### [Work request]
For the string "share", find every matching line in the records and copy it.

### [Dataset]
=-=-=-=-=

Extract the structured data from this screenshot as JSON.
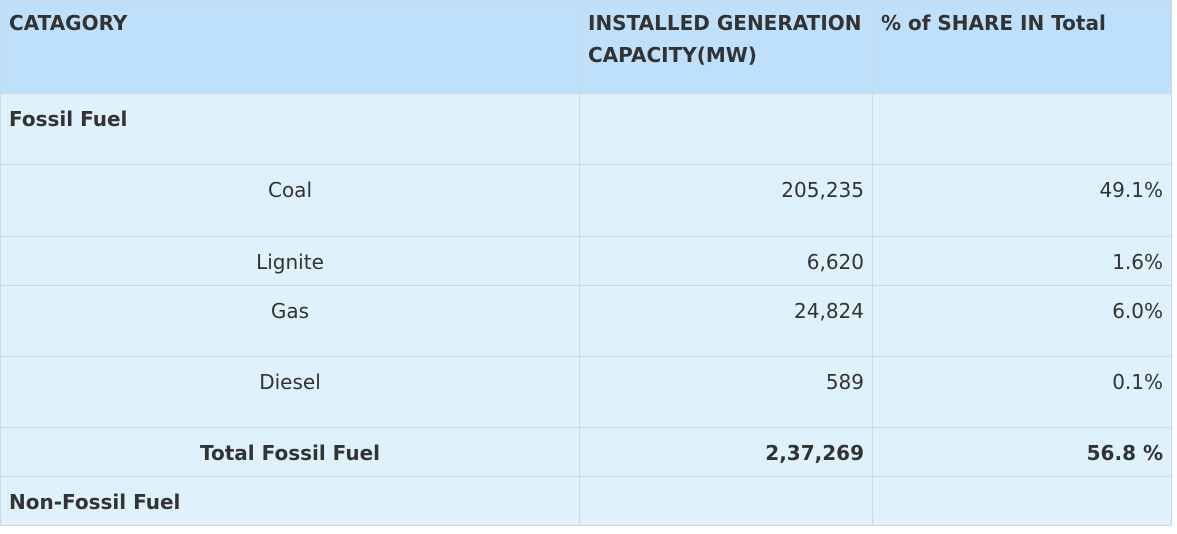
{
  "table": {
    "headers": {
      "category": "CATAGORY",
      "capacity_line1": "INSTALLED GENERATION",
      "capacity_line2": "CAPACITY(MW)",
      "share": "% of SHARE IN Total"
    },
    "fossil_section": "Fossil Fuel",
    "rows": [
      {
        "name": "Coal",
        "capacity": "205,235",
        "share": "49.1%"
      },
      {
        "name": "Lignite",
        "capacity": "6,620",
        "share": "1.6%"
      },
      {
        "name": "Gas",
        "capacity": "24,824",
        "share": "6.0%"
      },
      {
        "name": "Diesel",
        "capacity": "589",
        "share": "0.1%"
      }
    ],
    "total": {
      "name": "Total Fossil Fuel",
      "capacity": "2,37,269",
      "share": "56.8 %"
    },
    "non_fossil_section": "Non-Fossil Fuel"
  },
  "colors": {
    "header_bg": "#bfe0fb",
    "body_bg": "#dff2fb",
    "border": "#cfd8df",
    "text": "#333333"
  }
}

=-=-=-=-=

### [Worked solution]
      "share": "% of SHARE IN Total"
        "share": "49.1%"
        "share": "1.6%"
        "share": "6.0%"
        "share": "0.1%"
      "share": "56.8 %"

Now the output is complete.